Which Of These Streaming Services Originally Cost A Dollar An Hour?
If you’re a young adult that came of age when Netflix was primarily a streaming service (and maybe sort of a DVD rental service), it might surprise you to learn that the limitless buffet of streaming video you’ve come to know and love wasn’t so limitless just a short while ago.
When Netflix first ventured into the streaming market, there was no $9.99 all-you-can-stream plan. In fact, the first Netflix streaming plan was simply an experimental outgrowth of their DVD plans. The service, called “Watch Now”, only had around 1,000 titles, and was only available on PC computers running Internet Explorer.
Further, the number of hours of streaming video you got was based on which DVD plan you had. If you had the $9.99 plan (with one DVD check-out at a time), you got 10 hours of streaming video. If you had the $17.99 monthly membership (with three DVDs), you could stream 18 hours of video. If you wanted more hours, then you had to get your spouse or roommate to get their own plan to maximize your streaming time.

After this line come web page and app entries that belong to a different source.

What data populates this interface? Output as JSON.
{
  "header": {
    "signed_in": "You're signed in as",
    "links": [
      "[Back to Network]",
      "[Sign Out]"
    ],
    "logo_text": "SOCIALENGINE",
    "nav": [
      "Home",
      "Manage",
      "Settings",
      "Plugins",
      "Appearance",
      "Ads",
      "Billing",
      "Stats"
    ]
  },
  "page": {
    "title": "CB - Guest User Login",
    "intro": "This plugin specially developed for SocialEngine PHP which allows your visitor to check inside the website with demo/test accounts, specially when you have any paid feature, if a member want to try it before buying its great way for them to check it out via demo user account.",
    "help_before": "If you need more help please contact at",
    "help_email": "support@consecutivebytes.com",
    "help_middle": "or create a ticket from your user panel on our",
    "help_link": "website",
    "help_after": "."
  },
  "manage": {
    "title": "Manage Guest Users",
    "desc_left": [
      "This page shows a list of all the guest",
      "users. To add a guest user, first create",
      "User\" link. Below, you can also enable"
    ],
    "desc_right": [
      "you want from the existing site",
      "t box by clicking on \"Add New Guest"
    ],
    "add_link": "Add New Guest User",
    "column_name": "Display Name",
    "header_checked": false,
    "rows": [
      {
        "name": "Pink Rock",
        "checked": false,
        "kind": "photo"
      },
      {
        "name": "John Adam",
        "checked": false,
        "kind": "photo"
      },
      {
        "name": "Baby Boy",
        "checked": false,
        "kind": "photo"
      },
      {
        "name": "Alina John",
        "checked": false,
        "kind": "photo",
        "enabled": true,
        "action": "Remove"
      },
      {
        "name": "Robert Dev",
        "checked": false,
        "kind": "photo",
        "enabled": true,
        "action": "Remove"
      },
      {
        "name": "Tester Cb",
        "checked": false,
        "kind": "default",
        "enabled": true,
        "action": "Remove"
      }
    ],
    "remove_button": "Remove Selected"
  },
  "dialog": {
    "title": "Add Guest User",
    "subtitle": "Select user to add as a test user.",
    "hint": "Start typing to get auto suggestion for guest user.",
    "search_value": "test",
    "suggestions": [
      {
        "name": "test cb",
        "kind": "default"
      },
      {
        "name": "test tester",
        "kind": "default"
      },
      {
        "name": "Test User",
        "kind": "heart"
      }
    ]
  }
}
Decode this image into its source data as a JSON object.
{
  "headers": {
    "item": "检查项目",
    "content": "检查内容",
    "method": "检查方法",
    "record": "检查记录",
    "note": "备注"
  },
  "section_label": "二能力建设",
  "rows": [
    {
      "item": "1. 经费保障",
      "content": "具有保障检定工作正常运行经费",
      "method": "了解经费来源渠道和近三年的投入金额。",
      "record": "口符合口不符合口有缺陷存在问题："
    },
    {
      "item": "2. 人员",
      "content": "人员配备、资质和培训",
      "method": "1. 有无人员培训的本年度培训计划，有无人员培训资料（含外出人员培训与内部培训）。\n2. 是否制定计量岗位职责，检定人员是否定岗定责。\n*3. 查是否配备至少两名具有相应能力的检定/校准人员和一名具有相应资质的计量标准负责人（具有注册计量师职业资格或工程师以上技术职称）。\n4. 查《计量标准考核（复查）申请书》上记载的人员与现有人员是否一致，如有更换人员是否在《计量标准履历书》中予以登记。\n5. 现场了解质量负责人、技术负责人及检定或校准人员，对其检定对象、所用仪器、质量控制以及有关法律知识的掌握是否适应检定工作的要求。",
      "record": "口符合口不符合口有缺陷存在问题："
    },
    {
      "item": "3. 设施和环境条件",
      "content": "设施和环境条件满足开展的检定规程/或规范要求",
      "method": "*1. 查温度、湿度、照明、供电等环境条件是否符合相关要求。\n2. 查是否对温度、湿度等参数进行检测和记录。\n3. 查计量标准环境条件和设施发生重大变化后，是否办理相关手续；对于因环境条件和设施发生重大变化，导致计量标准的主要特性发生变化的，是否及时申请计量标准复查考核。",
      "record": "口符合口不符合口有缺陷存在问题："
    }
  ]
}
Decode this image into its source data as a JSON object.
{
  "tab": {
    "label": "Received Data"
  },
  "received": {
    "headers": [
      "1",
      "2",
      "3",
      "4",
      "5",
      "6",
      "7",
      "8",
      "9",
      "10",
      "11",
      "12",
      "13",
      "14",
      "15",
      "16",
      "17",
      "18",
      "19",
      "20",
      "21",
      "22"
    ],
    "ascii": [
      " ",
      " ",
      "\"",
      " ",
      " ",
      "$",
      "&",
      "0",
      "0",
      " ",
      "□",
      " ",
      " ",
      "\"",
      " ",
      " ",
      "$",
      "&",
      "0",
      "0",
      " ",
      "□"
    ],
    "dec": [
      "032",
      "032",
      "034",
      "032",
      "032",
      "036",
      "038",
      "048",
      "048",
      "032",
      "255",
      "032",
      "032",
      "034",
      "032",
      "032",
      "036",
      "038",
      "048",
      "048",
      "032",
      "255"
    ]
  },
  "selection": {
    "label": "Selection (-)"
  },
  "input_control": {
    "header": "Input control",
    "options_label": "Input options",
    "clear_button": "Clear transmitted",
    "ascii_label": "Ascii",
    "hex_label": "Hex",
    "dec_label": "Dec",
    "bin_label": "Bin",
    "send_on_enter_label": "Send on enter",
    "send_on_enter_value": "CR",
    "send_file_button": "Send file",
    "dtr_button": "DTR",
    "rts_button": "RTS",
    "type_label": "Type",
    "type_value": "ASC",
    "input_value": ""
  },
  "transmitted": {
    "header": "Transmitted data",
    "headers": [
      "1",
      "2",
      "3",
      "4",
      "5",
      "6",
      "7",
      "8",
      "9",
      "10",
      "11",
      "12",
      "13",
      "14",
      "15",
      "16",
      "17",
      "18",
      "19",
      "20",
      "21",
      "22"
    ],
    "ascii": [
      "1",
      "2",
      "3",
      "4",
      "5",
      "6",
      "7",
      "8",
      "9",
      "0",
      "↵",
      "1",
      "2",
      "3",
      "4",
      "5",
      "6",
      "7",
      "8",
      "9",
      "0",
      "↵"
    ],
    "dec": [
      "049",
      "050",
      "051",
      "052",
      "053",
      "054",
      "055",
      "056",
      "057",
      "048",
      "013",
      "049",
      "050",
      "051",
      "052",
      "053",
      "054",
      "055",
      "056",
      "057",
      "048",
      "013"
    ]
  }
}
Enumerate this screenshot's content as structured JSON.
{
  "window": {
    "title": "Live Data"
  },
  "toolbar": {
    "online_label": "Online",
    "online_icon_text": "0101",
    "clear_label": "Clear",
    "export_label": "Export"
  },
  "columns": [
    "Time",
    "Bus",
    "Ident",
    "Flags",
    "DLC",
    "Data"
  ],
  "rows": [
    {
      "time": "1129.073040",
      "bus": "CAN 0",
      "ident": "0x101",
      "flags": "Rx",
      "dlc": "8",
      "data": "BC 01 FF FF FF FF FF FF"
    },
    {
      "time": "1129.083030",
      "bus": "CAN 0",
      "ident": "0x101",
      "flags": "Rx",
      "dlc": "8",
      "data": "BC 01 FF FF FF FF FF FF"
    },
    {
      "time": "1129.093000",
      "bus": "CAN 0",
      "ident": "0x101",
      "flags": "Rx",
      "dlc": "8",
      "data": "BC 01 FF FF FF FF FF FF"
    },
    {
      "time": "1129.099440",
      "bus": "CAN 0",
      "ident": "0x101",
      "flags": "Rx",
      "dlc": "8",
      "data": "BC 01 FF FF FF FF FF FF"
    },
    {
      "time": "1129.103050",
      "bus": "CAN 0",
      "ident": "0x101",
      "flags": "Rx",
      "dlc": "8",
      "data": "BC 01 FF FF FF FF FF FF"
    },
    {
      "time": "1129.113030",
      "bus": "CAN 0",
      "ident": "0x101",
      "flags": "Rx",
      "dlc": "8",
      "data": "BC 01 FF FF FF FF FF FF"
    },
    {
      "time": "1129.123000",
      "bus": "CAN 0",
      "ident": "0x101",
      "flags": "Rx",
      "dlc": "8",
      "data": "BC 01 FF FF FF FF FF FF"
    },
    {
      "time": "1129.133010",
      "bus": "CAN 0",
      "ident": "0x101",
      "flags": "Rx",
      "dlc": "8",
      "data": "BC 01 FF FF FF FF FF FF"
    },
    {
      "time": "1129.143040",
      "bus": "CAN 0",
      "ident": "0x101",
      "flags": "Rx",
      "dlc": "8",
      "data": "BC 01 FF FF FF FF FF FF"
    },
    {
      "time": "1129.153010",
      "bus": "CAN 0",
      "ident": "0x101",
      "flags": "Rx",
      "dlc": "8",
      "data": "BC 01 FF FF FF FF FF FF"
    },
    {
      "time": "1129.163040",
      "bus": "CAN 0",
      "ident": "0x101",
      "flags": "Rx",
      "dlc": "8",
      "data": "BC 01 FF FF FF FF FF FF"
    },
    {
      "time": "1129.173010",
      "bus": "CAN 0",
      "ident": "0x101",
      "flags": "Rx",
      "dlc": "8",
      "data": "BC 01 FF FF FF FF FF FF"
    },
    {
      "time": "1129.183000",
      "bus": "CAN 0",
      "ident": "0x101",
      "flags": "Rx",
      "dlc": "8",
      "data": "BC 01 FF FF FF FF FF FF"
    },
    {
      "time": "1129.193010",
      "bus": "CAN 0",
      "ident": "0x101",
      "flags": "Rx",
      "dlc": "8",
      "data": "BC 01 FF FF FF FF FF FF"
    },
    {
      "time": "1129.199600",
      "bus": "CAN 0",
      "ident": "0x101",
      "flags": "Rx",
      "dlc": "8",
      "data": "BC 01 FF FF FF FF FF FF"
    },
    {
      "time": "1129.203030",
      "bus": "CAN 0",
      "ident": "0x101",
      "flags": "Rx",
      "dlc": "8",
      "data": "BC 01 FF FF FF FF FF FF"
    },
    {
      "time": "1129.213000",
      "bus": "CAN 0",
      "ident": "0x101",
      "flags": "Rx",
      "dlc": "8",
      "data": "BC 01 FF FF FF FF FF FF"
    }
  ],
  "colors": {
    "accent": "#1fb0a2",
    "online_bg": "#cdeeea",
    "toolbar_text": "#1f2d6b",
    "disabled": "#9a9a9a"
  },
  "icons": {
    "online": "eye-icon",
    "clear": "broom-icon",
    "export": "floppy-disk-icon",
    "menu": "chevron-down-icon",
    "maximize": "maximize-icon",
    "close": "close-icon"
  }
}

Thankfully, the streaming side of the service gained traction, and they went with the all-you-can-watch model. If not, the phenomenon of Netflix binging would have never come about—to binge watch a lengthy show like LOST, you would have needed an approximately $97 per month plan to cover the expense using the dollar-per-hour model.